I spoke of how our sporting heroes can be examples in this uncertain time we are going through.
But, perhaps, I forgot that we are all just humans. And that we’re all flawed.
Whether we are old and wise enough to know better or not, we are still seeing people in the sports world doing the wrong things this week.
Let’s start off with Wimbledon and the Olympics.
For some reason, the organisers of these events thought they were somehow immune to the effects of the disease.
While the rest of the world shut down, the bosses at Wimbledon were hoping that their tournament would just magically go ahead at the end of June.
That they expect this to have blown over in the next three months is crazy.
Listen to what I’m saying, in three months’ time, the last thing you will want to be doing is watch some sport. The world is changing as you read this.
Yes, there will still be people, who watch sport, play sport and yes, those who write about sport, but what I’ve seen from the world of sport in the last week has not been encouraging.
First of all, that bubble that sport seems to exist in seems to have popped.
Before this, it was as if bosses were operating under the assumption that once the tickets were sold and the TV money was on the way that that’s all they needed to throw their parties and live a happy life.
Now they understand that the little people - the fans and the staff - matter just as much as the players and the dik dinge’s pockets.
Sport is an entire industry. It encompasses infrastructure, media, tourism, transport, healthcare and culture.
And that’s why people who love it, absolutely love it.
Most of the time, it’s an inspiration - ouens go to gym to get spiere like Cristiano Ronaldo or Jesse Kriel.
Others look to Serena Williams, who has dominated her sport for 20 years, and say: “Yaaaaas Kween”.
Or Eliud Kipchoge to show us that the two-hour barrier in the marathon was all in our heads.
Sport is supposed to show us that there is no limit to what humans are capable of. But this week, I think we hit the wall.
It started off on Sunday with Aston Villa captain Jack Grealish breaking lockdown regulations.
Here in South Africa, we have seen how police have harrassed people in the townships they are meant to protect when they leave their homes or shacks to get food or basic necessities.

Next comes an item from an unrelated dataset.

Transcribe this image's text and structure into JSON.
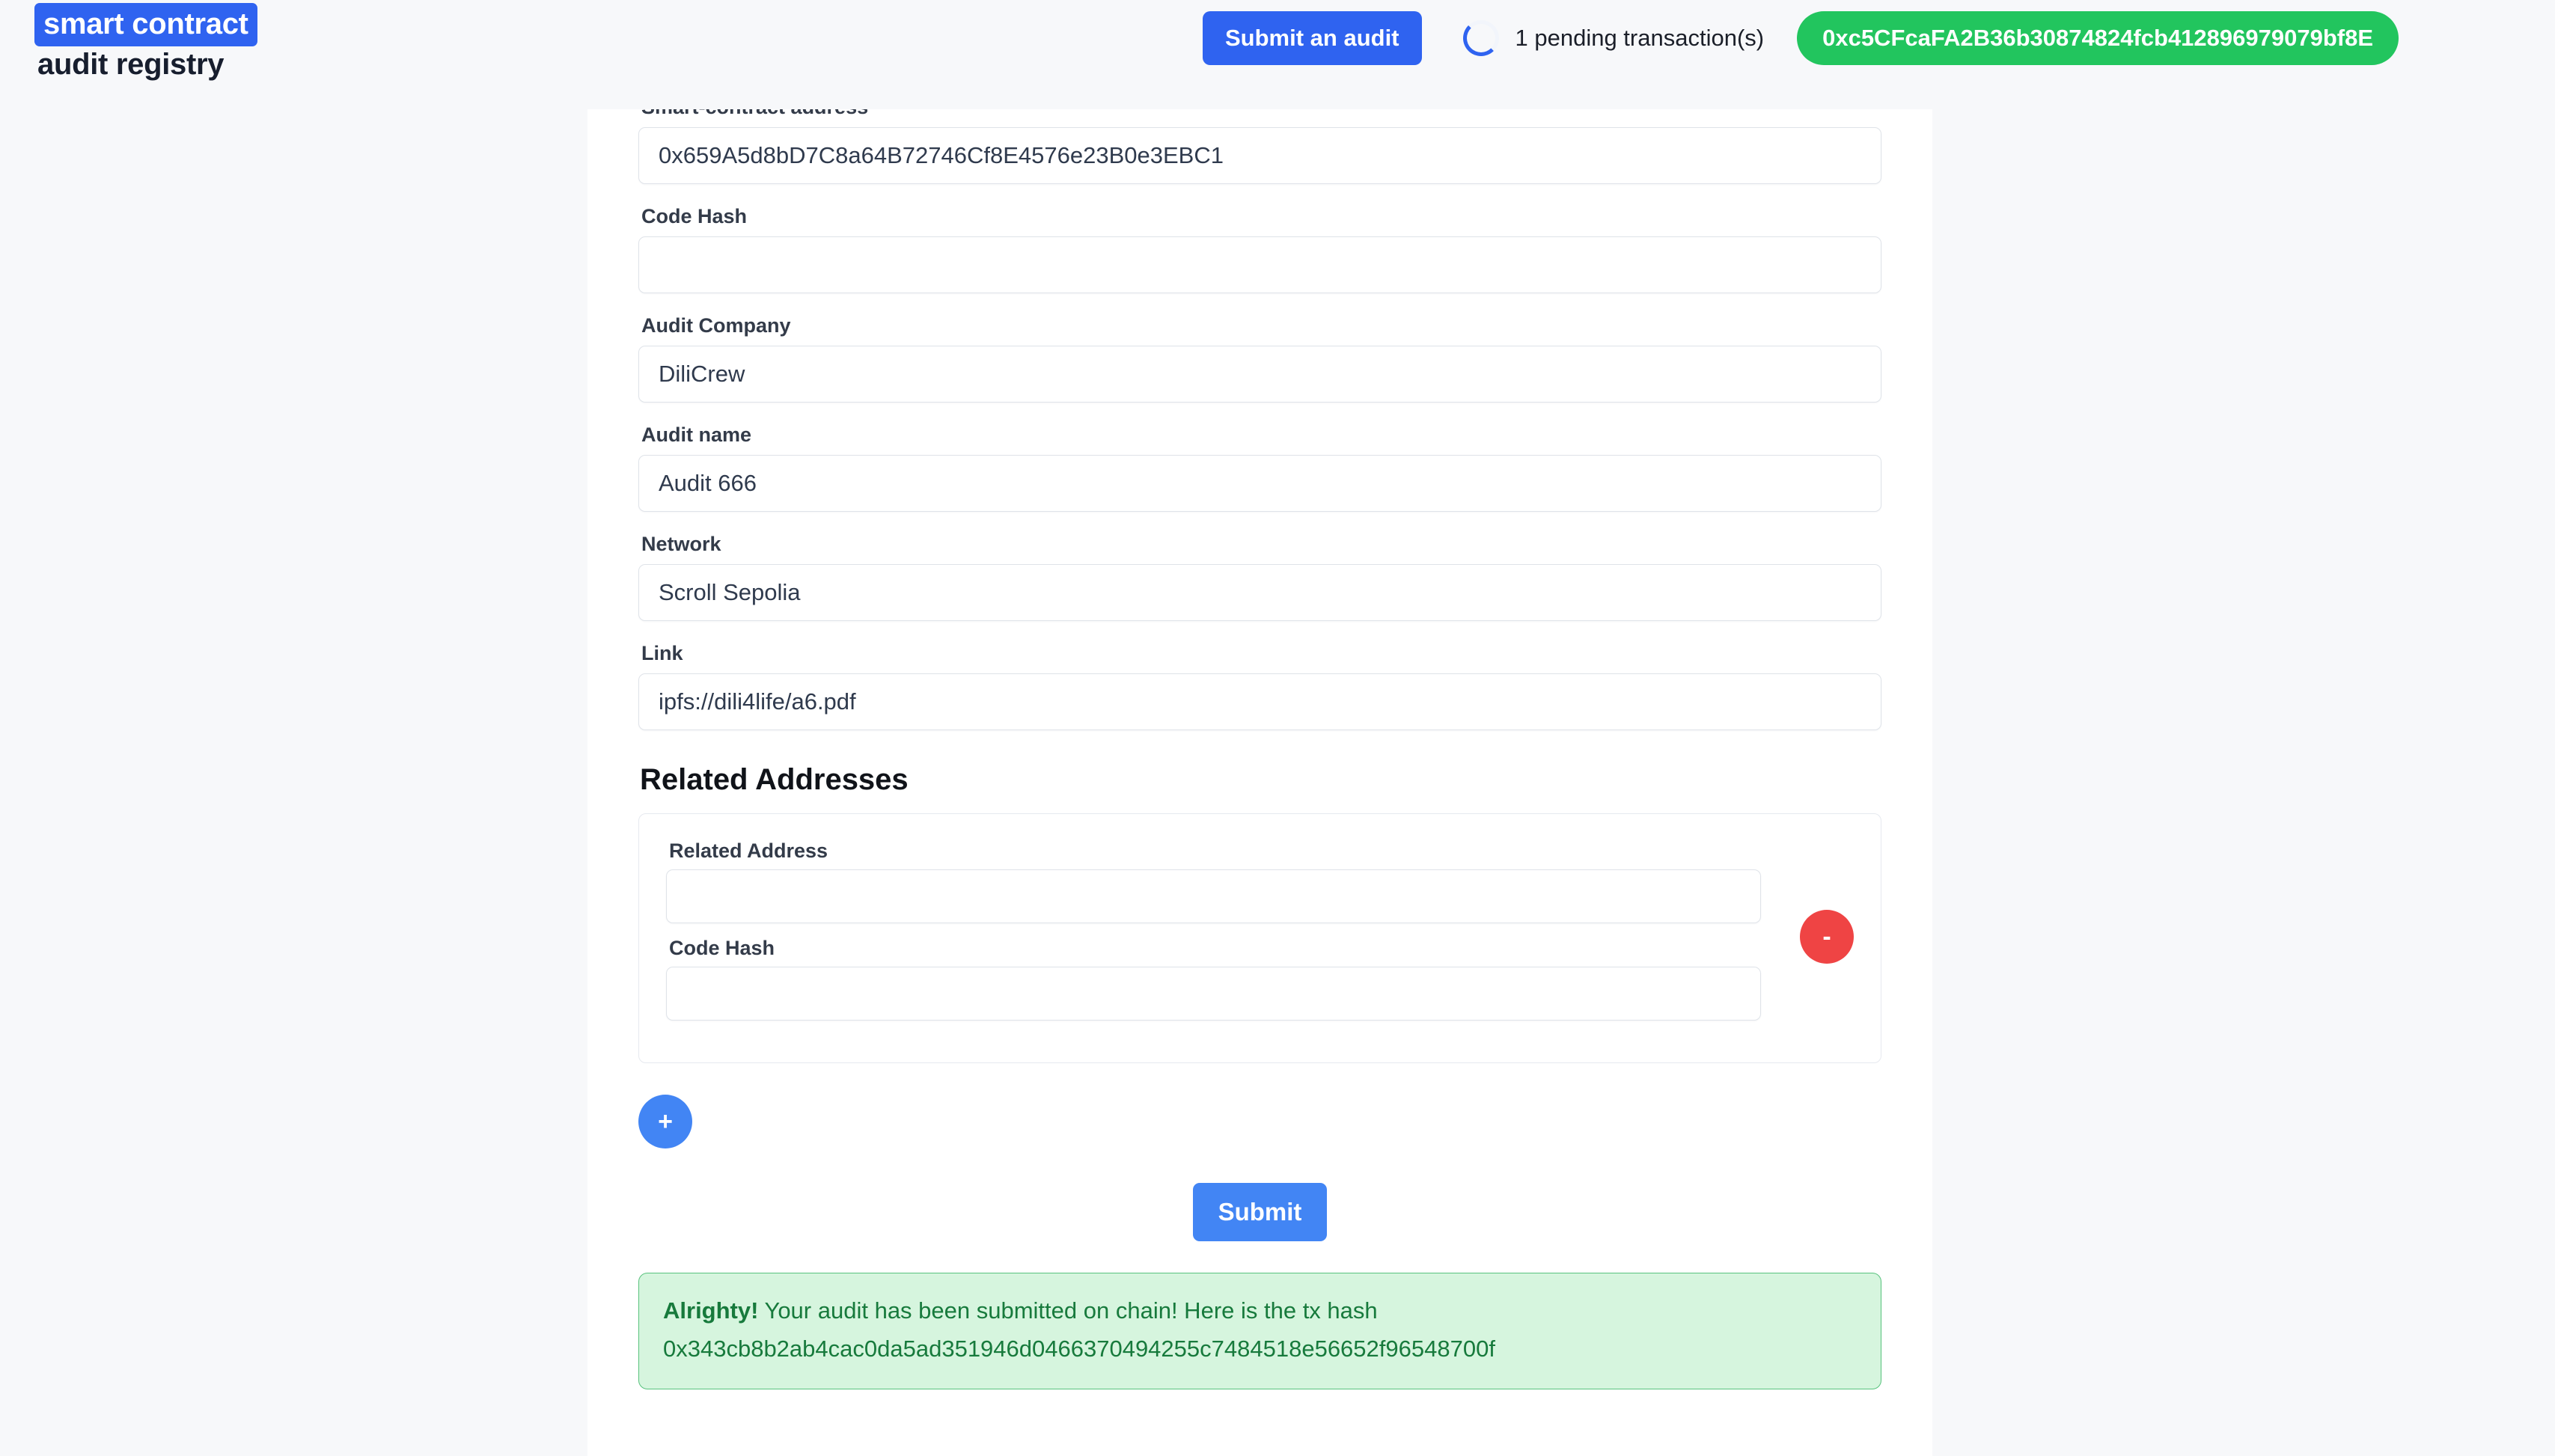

Grealish, however, snuck out of his luxury home to go to a party.
Now I love a good time and a dop as much as anyone, but nooit. To make things worst, he was caught on camera standing next to his Range Rover, which he crashed into parked cars, wearing ompaar tekkies.
That’s not a good look.
But he has nothing on the bosses at Newcastle and Tottenham.
On Monday, Newcastle boss Mike Ashley put all on non-playing staff on unpaid leave so he could get some tax money back.
This is the same Mike Ashley who kept collecting the debit orders on season-ticket holders despite the season being suspended.
This is the same Mike Ashley who owns the company Sports Direct and hiked up the prices of home gym equipment at a time when people are being told to stay home by their governments.
This is the same Mike Ashley who is trying to wring out the best price from potential buyers even when he been pretending for years that he wants to sell.
Newcastle fans have been moaning about him for the past 12 years, but yoh, how disgusting must you be to be a bandiet at this time.
Over at Tottenham, I’d say it’s even worse.
Chairman Daniel Levy has always been known as a man to drive a hard bargain.
So when he pocketed £7m this week for the club’s move to the new Tottenham Hotspur Stadium, that money looked like a lot to be hoarding at a time like this.
That cash looked like a crazy amount of money, when Levy decided to cut the wages of all the non-playing staff at the club.
Obviously his money and that of coach Jose Mourinho and his star players was left untouched.
Now I get that these guys earn their money, but they are millionaires over and over.
Wouldn’t it make more sense to cut the pay cheques of those players to pay for staff who cook for them, cut the grass and the stadium stewards?
I find it disgusting that in sport, where teamwork and sacrifice are such massive principles that the most vulnerable are being exposed.
Sport must show it cares more.